The Akaka Bill would establish a government where only people who can prove Native Hawaiian status would be allowed to vote and participate. The average American would be revolted by the thought of, say, an African-American Governing Authority, where people would have to submit DNA evidence to be allowed the privileges and immunities of membership. Yet it’s somehow acceptable for Native Hawaiians to have a race-based governing body to collect federal cash and buy lands for the use of Native Hawaiians who pass the race test. What happened to “all men” being “created equal”?
Congress has largely ignored the explosion in spending under the federal government’s entitlement programs. In Fiscal Year 2007, Washington ran a $163 billion deficit — and entitlement programs are the chief culprit. Medicare, Medicaid and Social Security are projected to expand rapidly and create unsustainable deficits.

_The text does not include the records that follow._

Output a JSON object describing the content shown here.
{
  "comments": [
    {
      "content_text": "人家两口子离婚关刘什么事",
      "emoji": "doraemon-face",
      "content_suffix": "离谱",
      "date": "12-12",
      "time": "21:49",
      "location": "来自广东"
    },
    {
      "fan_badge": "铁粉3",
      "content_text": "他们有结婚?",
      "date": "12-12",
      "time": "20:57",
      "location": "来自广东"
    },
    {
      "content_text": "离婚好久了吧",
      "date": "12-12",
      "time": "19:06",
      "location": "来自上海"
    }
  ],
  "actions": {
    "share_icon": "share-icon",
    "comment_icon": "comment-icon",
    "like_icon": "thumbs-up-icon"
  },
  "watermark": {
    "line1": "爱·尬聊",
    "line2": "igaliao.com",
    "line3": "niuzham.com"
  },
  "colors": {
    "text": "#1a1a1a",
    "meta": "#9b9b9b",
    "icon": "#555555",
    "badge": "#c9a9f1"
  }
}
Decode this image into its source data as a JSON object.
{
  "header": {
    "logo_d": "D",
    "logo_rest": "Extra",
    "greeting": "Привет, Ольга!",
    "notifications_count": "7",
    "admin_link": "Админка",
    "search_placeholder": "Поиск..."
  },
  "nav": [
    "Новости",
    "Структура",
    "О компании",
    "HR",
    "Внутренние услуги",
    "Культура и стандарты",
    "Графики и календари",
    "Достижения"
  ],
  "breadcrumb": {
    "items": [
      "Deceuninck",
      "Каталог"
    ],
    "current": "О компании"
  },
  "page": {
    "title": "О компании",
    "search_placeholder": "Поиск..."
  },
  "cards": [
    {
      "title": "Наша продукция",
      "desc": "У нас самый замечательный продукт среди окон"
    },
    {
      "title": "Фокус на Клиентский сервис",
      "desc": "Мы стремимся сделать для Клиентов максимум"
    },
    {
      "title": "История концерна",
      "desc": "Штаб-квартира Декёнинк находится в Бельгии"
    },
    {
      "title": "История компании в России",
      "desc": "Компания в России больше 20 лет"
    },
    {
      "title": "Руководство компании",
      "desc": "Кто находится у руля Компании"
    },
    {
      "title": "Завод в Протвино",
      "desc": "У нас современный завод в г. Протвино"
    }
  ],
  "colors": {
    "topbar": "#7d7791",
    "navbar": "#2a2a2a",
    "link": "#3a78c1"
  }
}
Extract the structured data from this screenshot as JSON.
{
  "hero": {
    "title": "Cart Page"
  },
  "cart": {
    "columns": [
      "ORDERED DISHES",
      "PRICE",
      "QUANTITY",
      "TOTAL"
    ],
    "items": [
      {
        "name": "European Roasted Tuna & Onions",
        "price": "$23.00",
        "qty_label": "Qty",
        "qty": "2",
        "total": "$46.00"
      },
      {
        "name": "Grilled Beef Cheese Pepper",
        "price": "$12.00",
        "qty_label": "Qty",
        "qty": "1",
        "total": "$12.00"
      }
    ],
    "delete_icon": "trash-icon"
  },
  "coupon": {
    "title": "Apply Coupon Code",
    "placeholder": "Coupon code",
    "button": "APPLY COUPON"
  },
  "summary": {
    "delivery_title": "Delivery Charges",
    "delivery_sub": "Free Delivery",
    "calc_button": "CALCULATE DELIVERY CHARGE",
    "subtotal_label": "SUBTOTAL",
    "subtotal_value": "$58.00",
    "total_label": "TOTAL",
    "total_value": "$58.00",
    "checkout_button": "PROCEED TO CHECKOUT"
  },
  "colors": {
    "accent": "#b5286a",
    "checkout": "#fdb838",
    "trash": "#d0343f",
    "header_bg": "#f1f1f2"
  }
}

Yet members of Congress can’t even take baby steps to slow this expansion. Look at how Congress responded to President Bush’s seven rules designed to curb certain Medicaid fraud and abuses. Medicaid is a joint federal and state program that spent $338 billion in taxpayer monies last year, and the president proposed reforms that would save taxpayers $42.2 billion over the next 10 years. Congress, though, is trying to block them.
Conservatives should encourage lawmakers to tackle entitlement reform. If members lack the stomach for even modest reform, they need quite a kick.